[[ Working data open ]]

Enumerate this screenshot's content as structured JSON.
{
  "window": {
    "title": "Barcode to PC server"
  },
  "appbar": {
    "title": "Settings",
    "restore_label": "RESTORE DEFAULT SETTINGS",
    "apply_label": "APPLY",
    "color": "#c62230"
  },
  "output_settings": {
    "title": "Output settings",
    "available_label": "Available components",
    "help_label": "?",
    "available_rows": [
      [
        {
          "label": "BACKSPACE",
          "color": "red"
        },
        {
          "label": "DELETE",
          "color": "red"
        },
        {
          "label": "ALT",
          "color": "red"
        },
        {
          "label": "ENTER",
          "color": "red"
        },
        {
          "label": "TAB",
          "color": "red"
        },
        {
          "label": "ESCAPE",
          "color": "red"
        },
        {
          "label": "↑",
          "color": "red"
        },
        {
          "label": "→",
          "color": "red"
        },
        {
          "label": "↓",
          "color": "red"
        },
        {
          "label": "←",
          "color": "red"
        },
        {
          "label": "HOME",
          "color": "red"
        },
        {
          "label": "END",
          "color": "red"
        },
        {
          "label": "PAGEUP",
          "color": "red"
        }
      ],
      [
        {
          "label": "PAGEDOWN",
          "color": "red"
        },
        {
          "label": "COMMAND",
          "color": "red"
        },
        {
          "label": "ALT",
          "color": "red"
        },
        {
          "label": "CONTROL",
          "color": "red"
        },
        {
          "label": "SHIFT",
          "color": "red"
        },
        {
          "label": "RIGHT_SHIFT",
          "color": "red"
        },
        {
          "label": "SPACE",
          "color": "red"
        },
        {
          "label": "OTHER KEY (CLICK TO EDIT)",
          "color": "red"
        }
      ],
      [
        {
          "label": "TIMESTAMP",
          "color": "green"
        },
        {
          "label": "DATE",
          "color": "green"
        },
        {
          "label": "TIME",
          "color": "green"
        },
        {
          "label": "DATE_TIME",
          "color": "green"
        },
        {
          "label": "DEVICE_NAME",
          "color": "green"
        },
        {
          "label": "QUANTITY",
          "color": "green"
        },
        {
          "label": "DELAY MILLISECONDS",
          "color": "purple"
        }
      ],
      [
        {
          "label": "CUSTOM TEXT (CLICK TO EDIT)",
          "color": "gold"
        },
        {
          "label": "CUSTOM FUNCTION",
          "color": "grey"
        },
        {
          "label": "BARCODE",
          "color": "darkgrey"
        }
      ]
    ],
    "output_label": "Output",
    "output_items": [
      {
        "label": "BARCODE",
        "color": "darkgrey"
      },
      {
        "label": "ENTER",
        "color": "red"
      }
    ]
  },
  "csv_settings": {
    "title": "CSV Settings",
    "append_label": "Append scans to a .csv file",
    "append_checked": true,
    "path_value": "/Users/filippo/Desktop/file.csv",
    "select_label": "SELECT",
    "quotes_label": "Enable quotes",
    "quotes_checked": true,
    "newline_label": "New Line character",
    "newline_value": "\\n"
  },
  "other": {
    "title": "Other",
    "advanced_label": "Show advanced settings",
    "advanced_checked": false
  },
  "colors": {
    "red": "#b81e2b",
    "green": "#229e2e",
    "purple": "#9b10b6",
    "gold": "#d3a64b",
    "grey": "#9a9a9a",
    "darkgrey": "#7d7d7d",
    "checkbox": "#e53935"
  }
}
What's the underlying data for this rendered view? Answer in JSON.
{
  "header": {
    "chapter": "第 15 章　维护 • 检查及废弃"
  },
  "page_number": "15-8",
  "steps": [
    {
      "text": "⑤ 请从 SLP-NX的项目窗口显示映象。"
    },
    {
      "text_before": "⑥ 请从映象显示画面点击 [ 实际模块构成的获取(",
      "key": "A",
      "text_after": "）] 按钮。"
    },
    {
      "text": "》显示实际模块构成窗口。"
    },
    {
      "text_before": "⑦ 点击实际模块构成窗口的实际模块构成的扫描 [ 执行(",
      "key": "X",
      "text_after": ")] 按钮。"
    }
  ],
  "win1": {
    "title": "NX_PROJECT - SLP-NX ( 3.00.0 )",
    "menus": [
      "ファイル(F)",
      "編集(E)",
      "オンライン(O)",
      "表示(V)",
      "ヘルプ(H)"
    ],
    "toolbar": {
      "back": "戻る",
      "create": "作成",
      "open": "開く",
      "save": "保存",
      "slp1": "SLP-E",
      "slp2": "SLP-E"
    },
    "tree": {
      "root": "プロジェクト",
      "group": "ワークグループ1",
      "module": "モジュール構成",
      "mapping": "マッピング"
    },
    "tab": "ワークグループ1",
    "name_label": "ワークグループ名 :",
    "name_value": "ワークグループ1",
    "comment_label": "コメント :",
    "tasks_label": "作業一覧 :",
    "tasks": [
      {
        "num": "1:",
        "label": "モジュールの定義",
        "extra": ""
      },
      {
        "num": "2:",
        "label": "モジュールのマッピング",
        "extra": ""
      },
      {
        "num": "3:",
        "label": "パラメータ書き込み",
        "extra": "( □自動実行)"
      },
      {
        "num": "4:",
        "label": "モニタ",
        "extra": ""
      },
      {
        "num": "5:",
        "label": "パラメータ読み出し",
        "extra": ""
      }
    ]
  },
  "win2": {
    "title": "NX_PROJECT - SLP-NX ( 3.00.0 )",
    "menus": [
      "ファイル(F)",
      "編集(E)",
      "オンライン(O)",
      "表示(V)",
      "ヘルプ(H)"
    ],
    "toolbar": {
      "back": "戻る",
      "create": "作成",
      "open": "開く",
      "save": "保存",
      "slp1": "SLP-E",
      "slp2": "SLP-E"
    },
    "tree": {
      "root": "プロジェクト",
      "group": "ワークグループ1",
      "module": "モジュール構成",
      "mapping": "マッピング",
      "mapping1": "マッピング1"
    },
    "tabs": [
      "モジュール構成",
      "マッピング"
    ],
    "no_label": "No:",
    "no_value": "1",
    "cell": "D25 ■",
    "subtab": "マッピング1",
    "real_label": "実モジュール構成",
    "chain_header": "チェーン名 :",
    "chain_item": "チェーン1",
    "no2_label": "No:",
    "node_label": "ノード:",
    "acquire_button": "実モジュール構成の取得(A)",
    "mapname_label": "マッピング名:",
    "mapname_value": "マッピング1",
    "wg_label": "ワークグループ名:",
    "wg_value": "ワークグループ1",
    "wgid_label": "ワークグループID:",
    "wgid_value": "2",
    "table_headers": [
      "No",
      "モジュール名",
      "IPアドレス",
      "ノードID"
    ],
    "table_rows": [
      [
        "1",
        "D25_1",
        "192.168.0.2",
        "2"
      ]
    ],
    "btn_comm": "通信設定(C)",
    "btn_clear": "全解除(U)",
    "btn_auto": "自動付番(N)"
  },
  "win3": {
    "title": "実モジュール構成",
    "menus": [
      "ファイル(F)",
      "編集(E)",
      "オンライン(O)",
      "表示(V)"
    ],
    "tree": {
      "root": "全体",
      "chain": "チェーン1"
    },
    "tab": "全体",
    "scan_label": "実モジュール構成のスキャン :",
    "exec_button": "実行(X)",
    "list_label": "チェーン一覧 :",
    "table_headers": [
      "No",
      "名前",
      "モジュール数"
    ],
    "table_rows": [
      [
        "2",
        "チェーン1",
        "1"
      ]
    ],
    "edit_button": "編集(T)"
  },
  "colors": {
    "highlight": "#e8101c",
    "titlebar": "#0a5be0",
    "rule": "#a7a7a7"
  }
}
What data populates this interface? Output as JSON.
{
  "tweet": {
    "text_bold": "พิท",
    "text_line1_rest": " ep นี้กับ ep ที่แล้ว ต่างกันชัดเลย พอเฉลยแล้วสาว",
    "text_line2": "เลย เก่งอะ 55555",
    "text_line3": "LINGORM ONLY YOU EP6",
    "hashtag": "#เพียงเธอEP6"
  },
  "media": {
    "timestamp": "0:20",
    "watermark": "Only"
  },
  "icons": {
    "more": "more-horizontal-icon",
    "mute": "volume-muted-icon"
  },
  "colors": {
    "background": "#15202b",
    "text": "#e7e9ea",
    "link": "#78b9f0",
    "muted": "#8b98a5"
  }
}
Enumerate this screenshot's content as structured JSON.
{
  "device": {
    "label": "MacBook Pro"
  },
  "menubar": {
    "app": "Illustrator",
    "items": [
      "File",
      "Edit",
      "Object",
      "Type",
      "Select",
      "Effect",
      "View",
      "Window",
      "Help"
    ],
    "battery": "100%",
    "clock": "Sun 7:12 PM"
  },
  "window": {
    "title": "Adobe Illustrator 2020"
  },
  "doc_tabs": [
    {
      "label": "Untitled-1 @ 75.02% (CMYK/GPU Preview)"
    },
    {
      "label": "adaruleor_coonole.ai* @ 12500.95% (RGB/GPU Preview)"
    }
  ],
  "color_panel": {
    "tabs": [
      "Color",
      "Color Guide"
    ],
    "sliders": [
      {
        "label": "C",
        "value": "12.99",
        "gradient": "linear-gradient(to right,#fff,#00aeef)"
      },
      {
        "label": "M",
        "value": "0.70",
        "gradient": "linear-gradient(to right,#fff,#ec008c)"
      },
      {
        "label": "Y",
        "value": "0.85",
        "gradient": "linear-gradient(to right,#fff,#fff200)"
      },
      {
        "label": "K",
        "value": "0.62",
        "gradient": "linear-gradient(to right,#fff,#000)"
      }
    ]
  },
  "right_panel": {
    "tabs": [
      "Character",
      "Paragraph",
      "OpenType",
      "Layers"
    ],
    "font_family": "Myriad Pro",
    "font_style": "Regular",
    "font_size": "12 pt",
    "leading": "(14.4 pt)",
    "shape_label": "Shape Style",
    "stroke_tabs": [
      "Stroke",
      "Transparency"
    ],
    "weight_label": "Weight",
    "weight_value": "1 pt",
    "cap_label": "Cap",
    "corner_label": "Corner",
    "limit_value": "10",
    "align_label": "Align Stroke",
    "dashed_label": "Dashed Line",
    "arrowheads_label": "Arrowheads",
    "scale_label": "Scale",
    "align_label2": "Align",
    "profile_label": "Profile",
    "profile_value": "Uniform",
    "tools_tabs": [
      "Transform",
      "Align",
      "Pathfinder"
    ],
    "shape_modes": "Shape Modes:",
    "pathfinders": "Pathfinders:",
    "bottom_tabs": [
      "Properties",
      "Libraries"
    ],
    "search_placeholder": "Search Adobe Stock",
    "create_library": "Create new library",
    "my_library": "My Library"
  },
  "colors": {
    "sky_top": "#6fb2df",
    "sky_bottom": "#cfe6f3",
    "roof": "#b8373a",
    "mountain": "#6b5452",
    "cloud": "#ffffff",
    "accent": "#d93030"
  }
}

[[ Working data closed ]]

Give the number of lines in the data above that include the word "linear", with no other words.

4